When is the right time to diagnose neurodevelopmental disorders?
The sooner, the better. Autism spectrum disorder or ADHD can be diagnosed as early as preschool age. With dyslexia, it’s a bit different because diagnosis is only possible when the child can already read and write. Thus, children in grades 1-3 do not yet get an opinion, but an experienced educator can often “catch” their difficulties – he can, by the way, use the Dyslexia Risk Scale test developed by Prof. Marta Bogdanowicz – and start working with them. A child with dyslexia – or at risk of dyslexia – has problems with reading longer texts (so we can divide them into smaller fragments) or reduced perceptiveness (so we can do with him as many “find the difference” type exercises as possible). If you start working with such a child quickly and do it systematically, he will have fewer difficulties in the future.
The same is true for other dysfunctions. Take the autism spectrum. It is natural for a neurotypical child to say “Good morning,” “Thank you,” or “Excuse me.” We learn this through observation, by imitating other people, and by fitting into social norms. Children with autism do not perceive social reality in this way. Because of the different ways their nervous system and psyche work, they won’t imitate others with such naturalness, but that doesn’t mean they won’t follow social norms for the rest of their lives.

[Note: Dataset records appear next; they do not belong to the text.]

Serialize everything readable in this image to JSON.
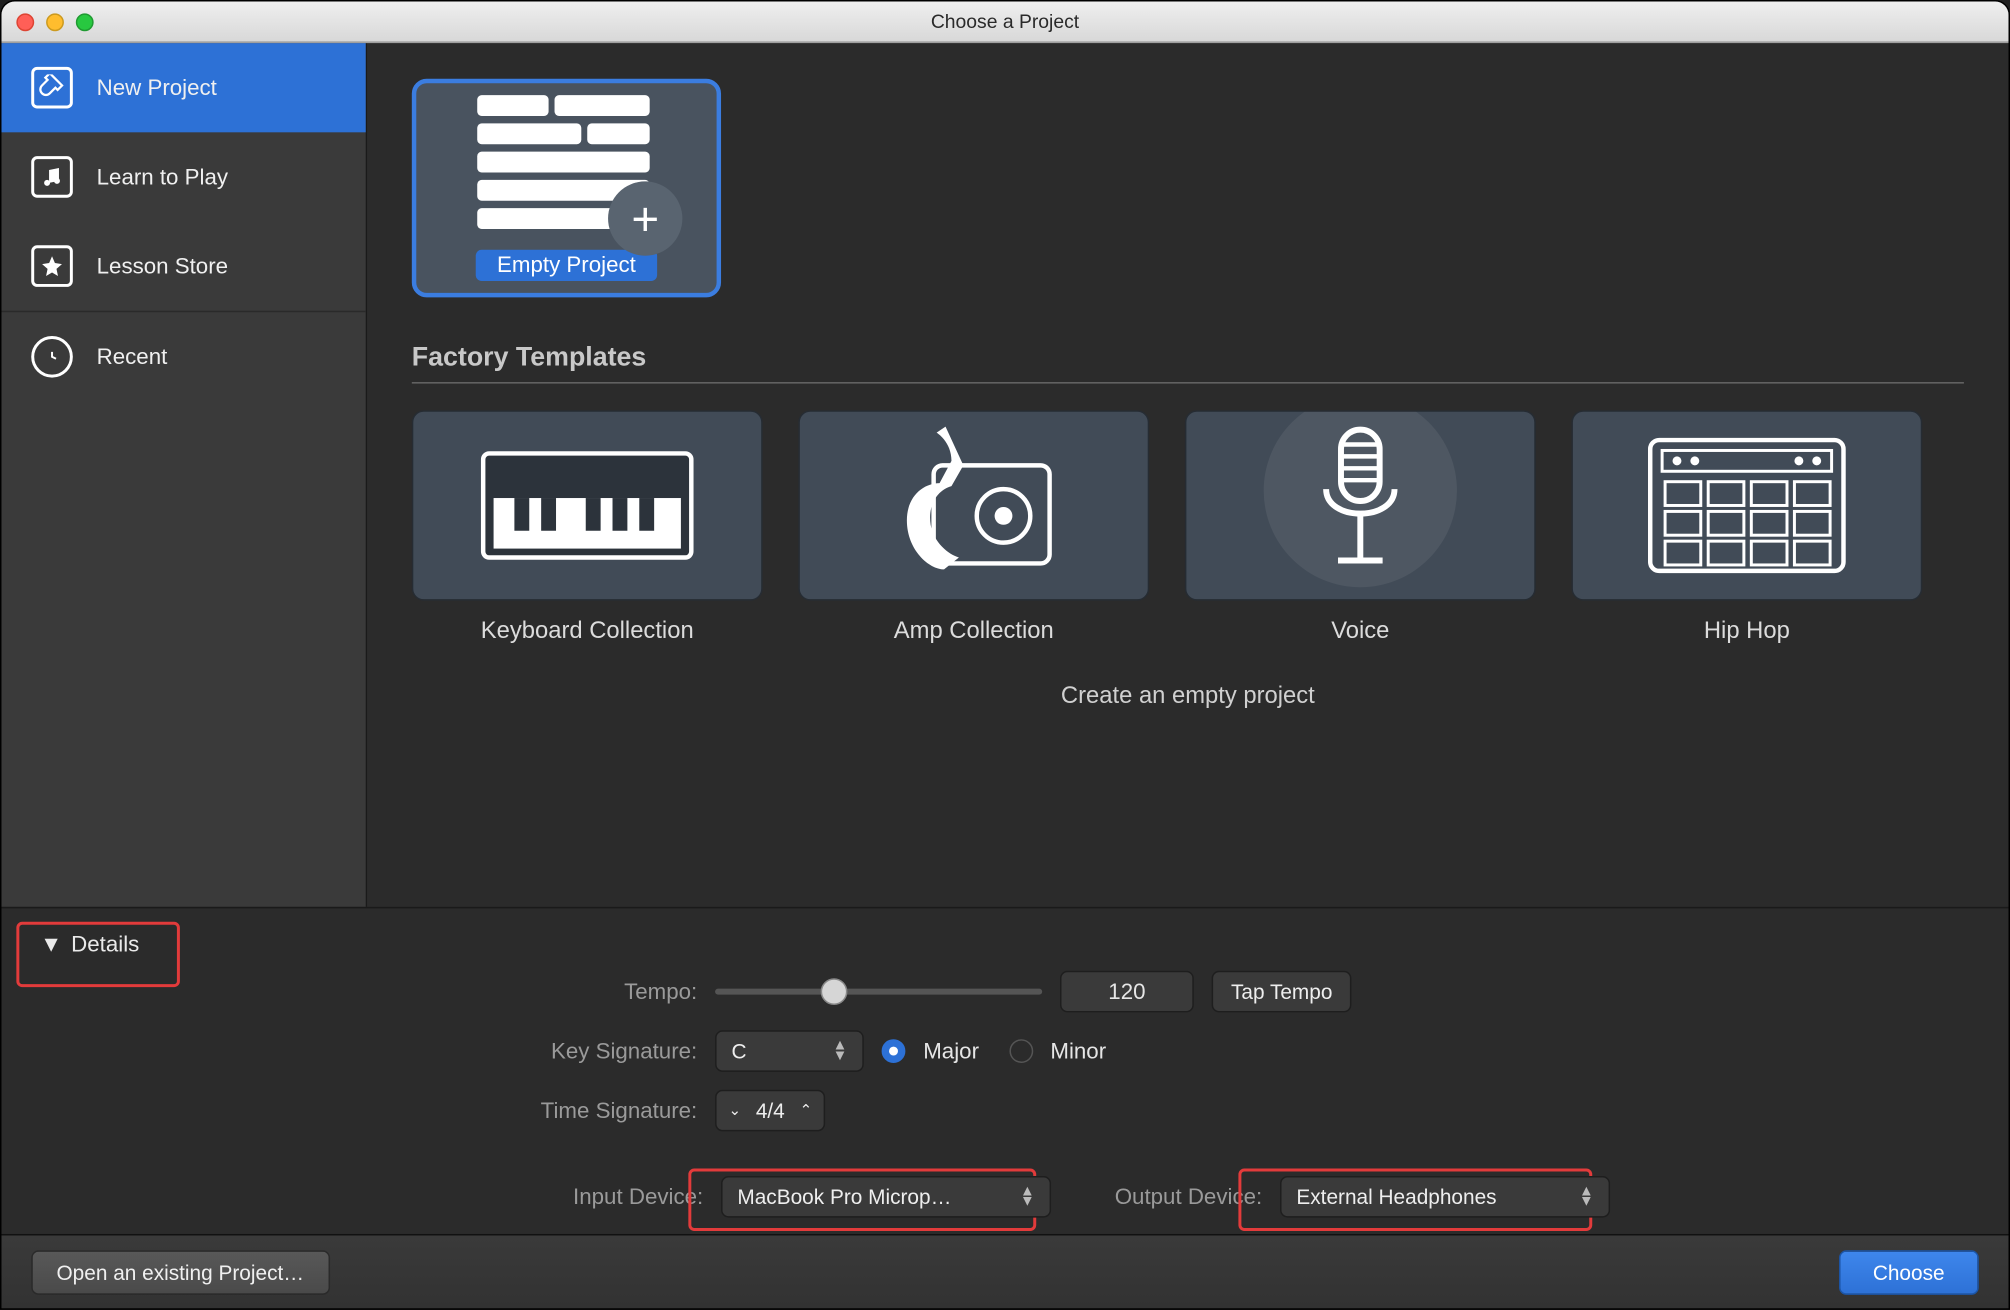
{
  "window": {
    "title": "Choose a Project"
  },
  "sidebar": {
    "items": [
      {
        "label": "New Project",
        "icon": "guitar-icon"
      },
      {
        "label": "Learn to Play",
        "icon": "note-icon"
      },
      {
        "label": "Lesson Store",
        "icon": "star-icon"
      },
      {
        "label": "Recent",
        "icon": "clock-icon"
      }
    ]
  },
  "selected_tile": {
    "label": "Empty Project"
  },
  "factory": {
    "heading": "Factory Templates",
    "templates": [
      {
        "label": "Keyboard Collection",
        "icon": "keyboard-icon"
      },
      {
        "label": "Amp Collection",
        "icon": "amp-icon"
      },
      {
        "label": "Voice",
        "icon": "mic-icon"
      },
      {
        "label": "Hip Hop",
        "icon": "drumpad-icon"
      }
    ]
  },
  "description": "Create an empty project",
  "details": {
    "toggle_label": "Details",
    "tempo_label": "Tempo:",
    "tempo_value": "120",
    "tap_tempo": "Tap Tempo",
    "key_sig_label": "Key Signature:",
    "key_value": "C",
    "major_label": "Major",
    "minor_label": "Minor",
    "time_sig_label": "Time Signature:",
    "time_value": "4/4",
    "input_label": "Input Device:",
    "input_value": "MacBook Pro Microp…",
    "output_label": "Output Device:",
    "output_value": "External Headphones"
  },
  "footer": {
    "open_existing": "Open an existing Project…",
    "choose": "Choose"
  }
}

In social therapy, they will learn to do so through intellectual means.
How else can you help a child with special needs?
There are many of these methods. I’ll give an example: for a child with dyslexia, a single contact with a text is nothing. A drop in the ocean. He will not get anything out of it. Such a child reads analytically.
(The interviewee takes a piece of paper and writes “edible mushrooms” in the mirror letters). You see, now I was writing analytically, thinking about each letter’s mirror image. Similarly, a child with dyslexia writes and reads: he decodes each letter, puts it together slowly, and is so focused on it that he can barely understand the text.
In the sixth or seventh grade, we rework the text about Gulliver in the Land of Lilliput. First, I play a recording of the text to the students; they listen to it and number the pictures according to the order of events. When they finish, they turn the sheet over to the other side, read the whole text, and check whether they have arranged the pictures correctly. Then I play “banana story” with them: I replace selected nouns with bananas. Those in the singular – for one banana, in the plural – for a bunch. I read aloud such a “banana” text; the class laughs, it’s fun, but it’s another contact with the text. Then I distribute the same “banana” text to them in printed form, and I ask them how many bananas do you remember? Can you reconstruct the text? If necessary, I develop further creative ways for dyslexic students to have as much contact with the text as possible. In the end, they really understand it, not just decode the letters. It really matters for students with dyslexia. And for the neurotypical ones, it’s a fun, educational adventure they enjoy.
We talk about individualized attention to neuroatypical students. But at HTT, we dream of a school that treats every student this way.
This is not a utopia. Many teachers are already approaching each student – with or without diagnoses – this way. Because if you think about it: every person is different and, in a way, unique. Every student deserves special treatment tailored to his abilities and personality. The school of the future is one in which all teachers have the knowledge and passion to teach in this way.